We’ll also see a brand new UI that promotes conversations and is applied across all versions of Babel. You’ll be able to send photos, use 800+ emoji (not an exaggeration), look back at any on-the-recrod conversation from any device, group chat, and of course, carry all conversations with you to and from any device.
Here is a feature list according to a Google memo (colorful commentary is theirs, not ours):
- Brand new UI. We’ve designed a new UI that’s applied across all clients and promotes conversations.
- Stay in sync. With just one conversation list and experience across mobile and desktop, everything is always in sync. Install the Chrome app, the Android app, and iOS app.
- Desktop app. Stop laying whack a mole across blinking browser tabs. With the new Chrome app your conversations continue outside of the browser.
- Keep a group conversation going to coordinate with your team, and start a Hangout with a single tap whenever you need to talk face-to-face.
- Be notified…just once. Get notifications on your two phones, tablet, laptop, and desktop. Open it on one and watch the others disappear. If you’re actively using your computer or phone we’ll even intelligently notify you on just one of those endpoints. Magic!
- Message more than just text. Add a photo to the conversation and/or send some of the 800+ emoji to your coworkers. Kittens and poop are particularly helpful in explaining complex issues.
- Get nostalgic. Scroll back in time and relive any (on-the-record) conversation, on any device.
- More ways to talk. For the first time we are building a first class iOS experience. Try out our very early preview on your iPhone or iPod Touch.
I will say that the screenshots posted yesterday by TechRadar appear to me to be the real deal. From what I have seen, the emoji box does slide up from the bottom, though I’ve also seen the box with a black background. Conversations will look the same – threaded with profile pictures of the participants.
Still no word on a release date.

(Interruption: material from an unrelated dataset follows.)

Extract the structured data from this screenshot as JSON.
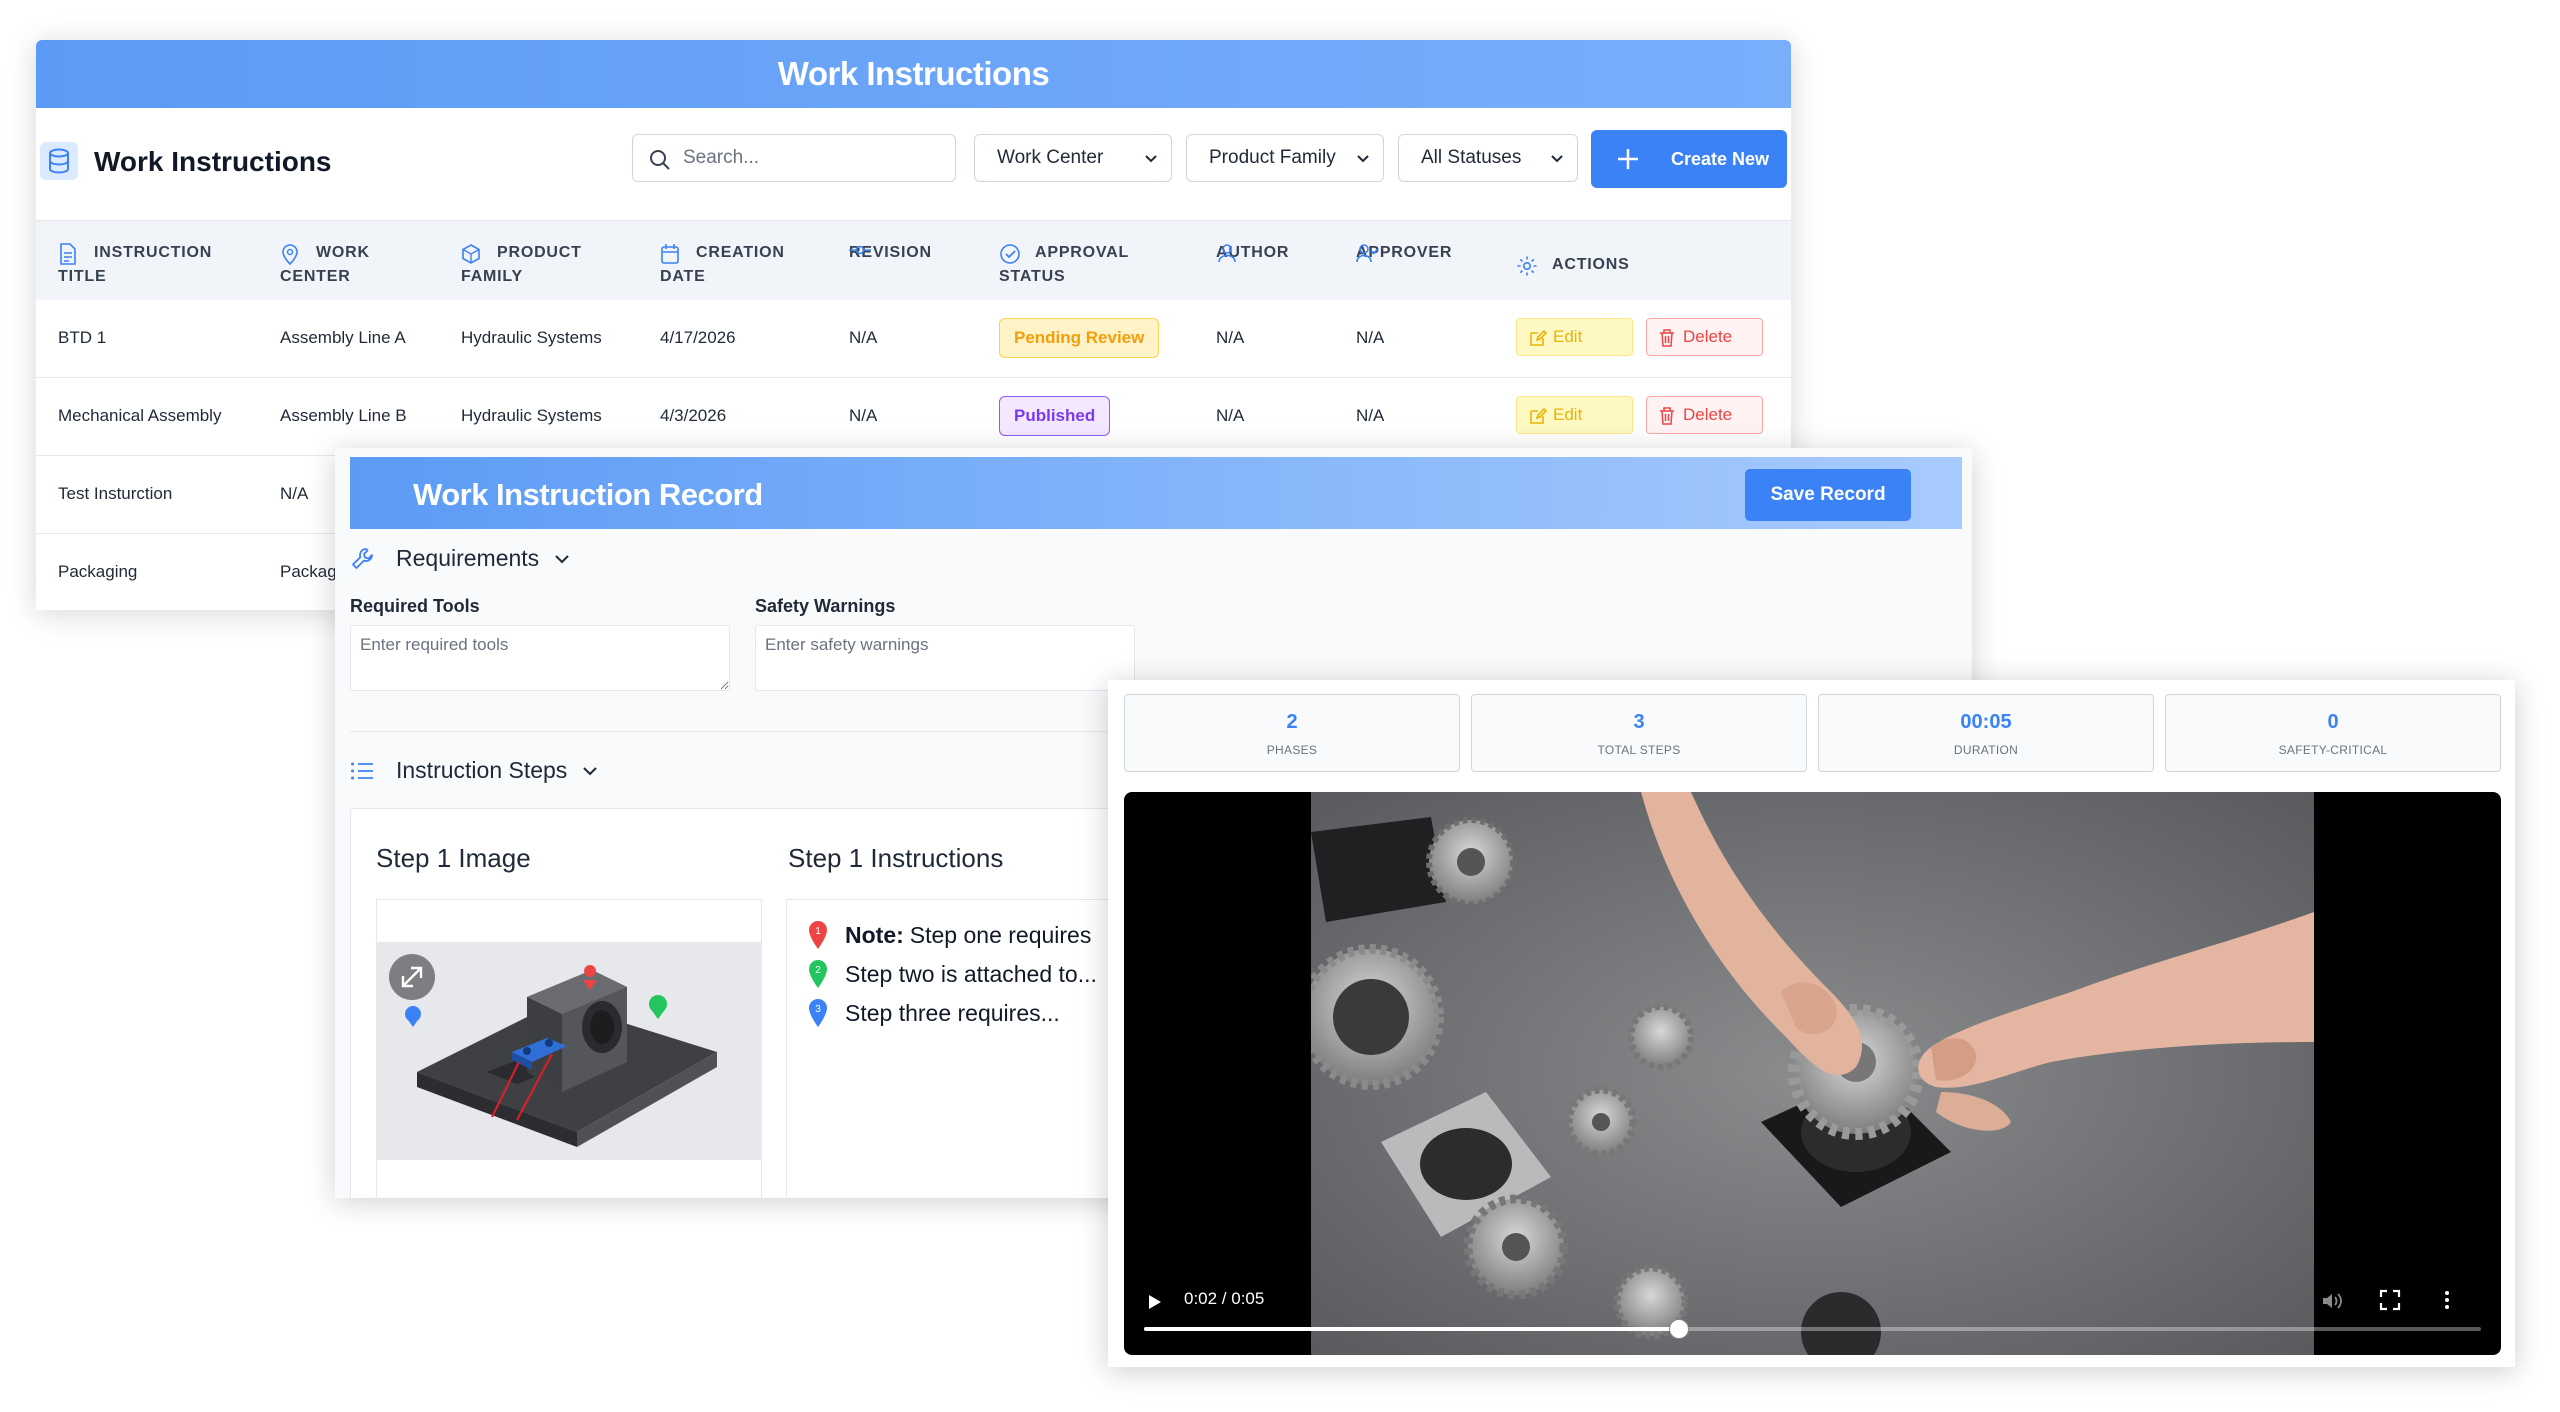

On launch, Google Hangouts represented an evolutionary advancement in the way we do video chat. We’ve long been able to chat with a few friends at once using apps like Skype, but Hangouts brought along features that made the process of starting an informal discussion open to a group of friends so much easier, and included a variety of useful features that facilitated the discussion itself – something that can get messy quickly using Skype video conferencing and other alternatives.